# What the exercise asks
The expected output is each line below containing "this", copied in full.

===============

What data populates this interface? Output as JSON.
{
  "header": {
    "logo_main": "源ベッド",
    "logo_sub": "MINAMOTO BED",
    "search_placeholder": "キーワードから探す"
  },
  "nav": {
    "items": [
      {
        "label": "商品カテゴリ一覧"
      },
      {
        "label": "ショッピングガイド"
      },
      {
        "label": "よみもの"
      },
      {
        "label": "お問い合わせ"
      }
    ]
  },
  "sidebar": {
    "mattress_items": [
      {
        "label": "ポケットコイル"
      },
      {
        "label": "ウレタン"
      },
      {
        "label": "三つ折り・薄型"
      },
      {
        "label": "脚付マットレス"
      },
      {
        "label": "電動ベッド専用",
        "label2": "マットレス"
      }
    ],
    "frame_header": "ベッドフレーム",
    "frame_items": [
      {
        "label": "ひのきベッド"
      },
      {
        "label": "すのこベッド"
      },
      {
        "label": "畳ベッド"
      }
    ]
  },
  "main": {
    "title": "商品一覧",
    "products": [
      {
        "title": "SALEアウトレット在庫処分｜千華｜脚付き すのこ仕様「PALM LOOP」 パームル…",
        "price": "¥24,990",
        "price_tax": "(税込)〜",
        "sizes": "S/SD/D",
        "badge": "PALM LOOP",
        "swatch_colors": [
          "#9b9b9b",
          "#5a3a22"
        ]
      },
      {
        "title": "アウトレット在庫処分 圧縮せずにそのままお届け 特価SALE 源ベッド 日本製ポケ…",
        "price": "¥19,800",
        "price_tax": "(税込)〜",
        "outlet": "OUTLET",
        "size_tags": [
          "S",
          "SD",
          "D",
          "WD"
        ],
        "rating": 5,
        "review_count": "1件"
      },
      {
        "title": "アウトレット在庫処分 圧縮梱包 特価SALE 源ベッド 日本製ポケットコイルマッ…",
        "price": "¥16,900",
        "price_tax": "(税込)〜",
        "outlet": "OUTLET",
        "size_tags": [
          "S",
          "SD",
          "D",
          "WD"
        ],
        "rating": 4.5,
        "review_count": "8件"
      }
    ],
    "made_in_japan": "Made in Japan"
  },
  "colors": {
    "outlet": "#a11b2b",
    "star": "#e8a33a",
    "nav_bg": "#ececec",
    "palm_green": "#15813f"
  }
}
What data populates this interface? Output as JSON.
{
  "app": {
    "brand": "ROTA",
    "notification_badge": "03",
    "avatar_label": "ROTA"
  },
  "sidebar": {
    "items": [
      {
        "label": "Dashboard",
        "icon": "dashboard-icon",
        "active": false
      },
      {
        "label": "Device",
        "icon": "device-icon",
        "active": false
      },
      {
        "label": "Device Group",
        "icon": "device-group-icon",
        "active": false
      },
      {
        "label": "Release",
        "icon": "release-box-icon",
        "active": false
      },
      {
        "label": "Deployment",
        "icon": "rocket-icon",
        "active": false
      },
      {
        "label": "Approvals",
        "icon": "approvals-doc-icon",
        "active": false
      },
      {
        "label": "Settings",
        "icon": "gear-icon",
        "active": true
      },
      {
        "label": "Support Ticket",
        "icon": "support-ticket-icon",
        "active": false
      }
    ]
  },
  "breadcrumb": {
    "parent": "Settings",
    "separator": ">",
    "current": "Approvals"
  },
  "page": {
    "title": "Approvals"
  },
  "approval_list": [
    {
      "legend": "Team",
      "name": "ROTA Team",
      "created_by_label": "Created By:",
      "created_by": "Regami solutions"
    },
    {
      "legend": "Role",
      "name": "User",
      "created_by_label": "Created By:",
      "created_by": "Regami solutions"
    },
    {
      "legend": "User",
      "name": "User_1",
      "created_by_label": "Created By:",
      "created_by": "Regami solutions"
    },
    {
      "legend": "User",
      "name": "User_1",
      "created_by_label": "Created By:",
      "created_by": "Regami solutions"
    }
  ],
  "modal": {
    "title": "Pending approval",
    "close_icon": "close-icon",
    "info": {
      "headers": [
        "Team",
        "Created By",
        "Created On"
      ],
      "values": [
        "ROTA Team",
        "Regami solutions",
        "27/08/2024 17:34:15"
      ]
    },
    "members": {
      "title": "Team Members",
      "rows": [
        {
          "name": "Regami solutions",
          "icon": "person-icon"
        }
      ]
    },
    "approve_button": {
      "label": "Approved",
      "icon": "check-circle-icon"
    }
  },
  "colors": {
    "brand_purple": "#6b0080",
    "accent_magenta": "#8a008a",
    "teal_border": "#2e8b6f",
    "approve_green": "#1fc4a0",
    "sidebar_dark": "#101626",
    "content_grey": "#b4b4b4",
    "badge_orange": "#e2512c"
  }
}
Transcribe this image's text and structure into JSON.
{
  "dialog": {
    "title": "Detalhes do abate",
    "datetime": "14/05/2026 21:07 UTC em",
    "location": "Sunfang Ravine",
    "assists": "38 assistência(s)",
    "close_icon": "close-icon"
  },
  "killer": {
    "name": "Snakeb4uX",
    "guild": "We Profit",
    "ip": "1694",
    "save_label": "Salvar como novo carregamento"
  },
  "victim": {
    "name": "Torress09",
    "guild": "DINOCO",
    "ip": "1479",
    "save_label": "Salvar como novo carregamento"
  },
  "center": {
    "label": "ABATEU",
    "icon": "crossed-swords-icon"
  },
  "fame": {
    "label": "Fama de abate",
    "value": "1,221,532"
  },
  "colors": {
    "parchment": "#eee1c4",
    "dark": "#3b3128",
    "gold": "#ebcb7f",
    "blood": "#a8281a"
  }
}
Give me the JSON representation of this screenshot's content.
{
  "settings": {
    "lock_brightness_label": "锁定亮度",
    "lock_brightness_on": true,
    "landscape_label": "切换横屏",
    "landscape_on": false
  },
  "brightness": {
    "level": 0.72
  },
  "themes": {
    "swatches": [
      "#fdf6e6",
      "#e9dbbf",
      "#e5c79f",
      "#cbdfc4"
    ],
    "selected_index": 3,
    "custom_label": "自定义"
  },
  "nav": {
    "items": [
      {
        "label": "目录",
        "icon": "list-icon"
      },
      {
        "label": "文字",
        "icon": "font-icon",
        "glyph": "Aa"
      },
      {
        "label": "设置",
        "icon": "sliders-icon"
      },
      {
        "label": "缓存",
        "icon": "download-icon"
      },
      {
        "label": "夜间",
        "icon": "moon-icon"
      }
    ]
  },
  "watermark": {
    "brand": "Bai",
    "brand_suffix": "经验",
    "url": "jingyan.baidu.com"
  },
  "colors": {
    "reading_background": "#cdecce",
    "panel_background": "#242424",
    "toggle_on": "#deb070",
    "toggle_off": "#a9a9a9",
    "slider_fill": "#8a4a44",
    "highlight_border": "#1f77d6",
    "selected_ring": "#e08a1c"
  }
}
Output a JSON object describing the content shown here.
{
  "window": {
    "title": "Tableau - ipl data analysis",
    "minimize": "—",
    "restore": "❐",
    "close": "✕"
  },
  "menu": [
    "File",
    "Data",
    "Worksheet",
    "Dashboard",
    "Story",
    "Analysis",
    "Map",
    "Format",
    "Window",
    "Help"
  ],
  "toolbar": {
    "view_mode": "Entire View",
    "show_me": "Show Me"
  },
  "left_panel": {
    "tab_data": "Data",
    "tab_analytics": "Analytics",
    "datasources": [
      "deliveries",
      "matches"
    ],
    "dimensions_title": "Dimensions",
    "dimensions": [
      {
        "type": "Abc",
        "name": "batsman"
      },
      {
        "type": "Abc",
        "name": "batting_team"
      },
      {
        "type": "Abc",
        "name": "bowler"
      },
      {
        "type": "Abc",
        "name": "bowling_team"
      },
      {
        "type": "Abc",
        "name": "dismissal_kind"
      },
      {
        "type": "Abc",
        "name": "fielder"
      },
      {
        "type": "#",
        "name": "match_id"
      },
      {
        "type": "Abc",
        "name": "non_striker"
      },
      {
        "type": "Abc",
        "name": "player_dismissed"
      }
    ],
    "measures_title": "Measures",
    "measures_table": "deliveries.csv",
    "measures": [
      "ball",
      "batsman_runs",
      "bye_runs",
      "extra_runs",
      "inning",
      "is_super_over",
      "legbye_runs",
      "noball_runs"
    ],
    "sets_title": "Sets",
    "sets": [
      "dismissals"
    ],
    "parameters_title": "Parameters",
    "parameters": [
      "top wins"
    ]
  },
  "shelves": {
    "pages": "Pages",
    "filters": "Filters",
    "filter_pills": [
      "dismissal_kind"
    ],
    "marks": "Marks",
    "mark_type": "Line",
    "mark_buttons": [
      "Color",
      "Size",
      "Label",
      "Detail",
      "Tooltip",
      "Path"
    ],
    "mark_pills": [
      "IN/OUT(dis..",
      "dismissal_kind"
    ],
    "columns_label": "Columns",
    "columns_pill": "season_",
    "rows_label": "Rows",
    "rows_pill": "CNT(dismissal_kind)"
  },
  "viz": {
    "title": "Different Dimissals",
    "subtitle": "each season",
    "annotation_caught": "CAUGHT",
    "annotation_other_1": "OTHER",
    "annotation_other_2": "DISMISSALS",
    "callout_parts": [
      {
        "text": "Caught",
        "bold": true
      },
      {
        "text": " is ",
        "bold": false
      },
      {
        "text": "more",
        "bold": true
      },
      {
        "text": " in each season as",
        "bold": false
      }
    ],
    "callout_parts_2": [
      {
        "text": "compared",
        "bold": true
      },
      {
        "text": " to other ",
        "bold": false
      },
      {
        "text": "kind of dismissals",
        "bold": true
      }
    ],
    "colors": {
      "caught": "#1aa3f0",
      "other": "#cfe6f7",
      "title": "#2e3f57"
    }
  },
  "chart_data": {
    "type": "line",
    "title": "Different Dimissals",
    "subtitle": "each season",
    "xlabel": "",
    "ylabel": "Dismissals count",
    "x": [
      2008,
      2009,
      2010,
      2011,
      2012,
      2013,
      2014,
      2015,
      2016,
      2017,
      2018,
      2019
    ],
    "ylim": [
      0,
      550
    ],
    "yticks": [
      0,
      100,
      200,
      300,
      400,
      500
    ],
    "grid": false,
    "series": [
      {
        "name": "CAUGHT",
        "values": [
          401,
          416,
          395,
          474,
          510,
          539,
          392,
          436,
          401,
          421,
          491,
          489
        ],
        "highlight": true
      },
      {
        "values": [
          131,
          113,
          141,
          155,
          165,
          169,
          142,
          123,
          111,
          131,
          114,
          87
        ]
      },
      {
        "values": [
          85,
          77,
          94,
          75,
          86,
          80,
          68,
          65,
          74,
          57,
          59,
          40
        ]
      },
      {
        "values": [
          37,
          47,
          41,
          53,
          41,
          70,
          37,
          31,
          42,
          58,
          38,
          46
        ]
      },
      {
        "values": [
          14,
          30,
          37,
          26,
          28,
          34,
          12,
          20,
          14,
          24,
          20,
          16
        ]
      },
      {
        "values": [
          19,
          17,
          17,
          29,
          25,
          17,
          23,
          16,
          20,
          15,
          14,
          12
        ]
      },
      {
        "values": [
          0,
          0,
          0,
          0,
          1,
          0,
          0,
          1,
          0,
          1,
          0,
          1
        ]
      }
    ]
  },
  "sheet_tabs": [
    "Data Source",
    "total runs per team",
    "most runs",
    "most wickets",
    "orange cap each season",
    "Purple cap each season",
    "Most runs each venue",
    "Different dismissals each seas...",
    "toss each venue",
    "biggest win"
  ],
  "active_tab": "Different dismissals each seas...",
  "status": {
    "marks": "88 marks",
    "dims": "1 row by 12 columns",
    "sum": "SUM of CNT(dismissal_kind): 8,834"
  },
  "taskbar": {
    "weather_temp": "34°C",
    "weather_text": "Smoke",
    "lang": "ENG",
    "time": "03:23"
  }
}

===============

# Task answer
What data populates this interface? Output as JSON.
What data populates this interface? Output as JSON.
Transcribe this image's text and structure into JSON.
Give me the JSON representation of this screenshot's content.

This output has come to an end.